▶ [Try it]: Give back a single figure: the number of lines in the entries below that contain "needs".

▶ [Dataset rows for apps and sites]:

[Start of Attachment]

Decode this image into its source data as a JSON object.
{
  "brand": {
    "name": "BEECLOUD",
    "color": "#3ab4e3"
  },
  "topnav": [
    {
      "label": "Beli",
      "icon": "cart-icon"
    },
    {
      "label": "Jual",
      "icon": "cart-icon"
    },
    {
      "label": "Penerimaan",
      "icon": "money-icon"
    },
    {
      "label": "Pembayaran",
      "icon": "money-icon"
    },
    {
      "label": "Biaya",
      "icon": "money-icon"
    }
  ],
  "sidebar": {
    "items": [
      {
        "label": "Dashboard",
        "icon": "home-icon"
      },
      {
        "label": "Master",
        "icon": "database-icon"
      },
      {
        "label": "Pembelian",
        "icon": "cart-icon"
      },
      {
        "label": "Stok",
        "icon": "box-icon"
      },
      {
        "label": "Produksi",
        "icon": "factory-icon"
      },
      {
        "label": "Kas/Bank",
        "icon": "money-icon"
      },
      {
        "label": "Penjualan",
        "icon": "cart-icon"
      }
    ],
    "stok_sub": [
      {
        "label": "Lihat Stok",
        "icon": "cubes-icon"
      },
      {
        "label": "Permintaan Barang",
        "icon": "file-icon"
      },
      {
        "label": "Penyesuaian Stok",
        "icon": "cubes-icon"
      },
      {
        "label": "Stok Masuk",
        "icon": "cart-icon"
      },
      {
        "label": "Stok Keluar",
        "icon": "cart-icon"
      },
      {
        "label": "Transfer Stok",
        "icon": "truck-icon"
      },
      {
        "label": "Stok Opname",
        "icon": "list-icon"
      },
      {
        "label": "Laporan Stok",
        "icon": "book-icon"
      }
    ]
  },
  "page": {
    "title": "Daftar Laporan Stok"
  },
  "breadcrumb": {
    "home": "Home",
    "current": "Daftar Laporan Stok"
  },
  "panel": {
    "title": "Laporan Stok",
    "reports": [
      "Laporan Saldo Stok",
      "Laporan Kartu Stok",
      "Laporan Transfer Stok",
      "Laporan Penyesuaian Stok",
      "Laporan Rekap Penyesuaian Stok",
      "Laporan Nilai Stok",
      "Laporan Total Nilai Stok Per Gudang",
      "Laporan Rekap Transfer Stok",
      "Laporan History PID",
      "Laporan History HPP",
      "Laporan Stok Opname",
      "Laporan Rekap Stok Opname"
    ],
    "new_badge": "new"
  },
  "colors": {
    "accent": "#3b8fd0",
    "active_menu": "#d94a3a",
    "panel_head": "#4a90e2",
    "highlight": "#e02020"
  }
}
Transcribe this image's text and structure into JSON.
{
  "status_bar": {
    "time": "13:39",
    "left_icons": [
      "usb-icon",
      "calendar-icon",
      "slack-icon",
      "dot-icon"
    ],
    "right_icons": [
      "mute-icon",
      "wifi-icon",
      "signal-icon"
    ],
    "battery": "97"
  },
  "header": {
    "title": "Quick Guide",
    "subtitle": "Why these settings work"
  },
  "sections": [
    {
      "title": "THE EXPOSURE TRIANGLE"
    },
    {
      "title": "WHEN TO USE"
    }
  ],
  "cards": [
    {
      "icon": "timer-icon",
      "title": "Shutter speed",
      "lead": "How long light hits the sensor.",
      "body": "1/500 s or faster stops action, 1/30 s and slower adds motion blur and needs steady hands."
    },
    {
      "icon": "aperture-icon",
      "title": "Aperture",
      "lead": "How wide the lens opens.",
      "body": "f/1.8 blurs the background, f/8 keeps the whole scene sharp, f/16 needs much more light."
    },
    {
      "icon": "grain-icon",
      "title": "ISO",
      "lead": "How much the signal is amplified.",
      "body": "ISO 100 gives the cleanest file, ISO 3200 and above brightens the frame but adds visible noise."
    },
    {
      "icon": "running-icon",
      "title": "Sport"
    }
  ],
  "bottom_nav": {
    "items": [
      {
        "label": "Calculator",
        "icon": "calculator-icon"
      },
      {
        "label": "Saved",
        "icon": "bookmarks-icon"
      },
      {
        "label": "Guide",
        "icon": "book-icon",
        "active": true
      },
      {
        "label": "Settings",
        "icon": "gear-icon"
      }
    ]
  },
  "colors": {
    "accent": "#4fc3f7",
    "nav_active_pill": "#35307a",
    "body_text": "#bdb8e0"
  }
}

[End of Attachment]

▶ [Answer to this exercise]: 2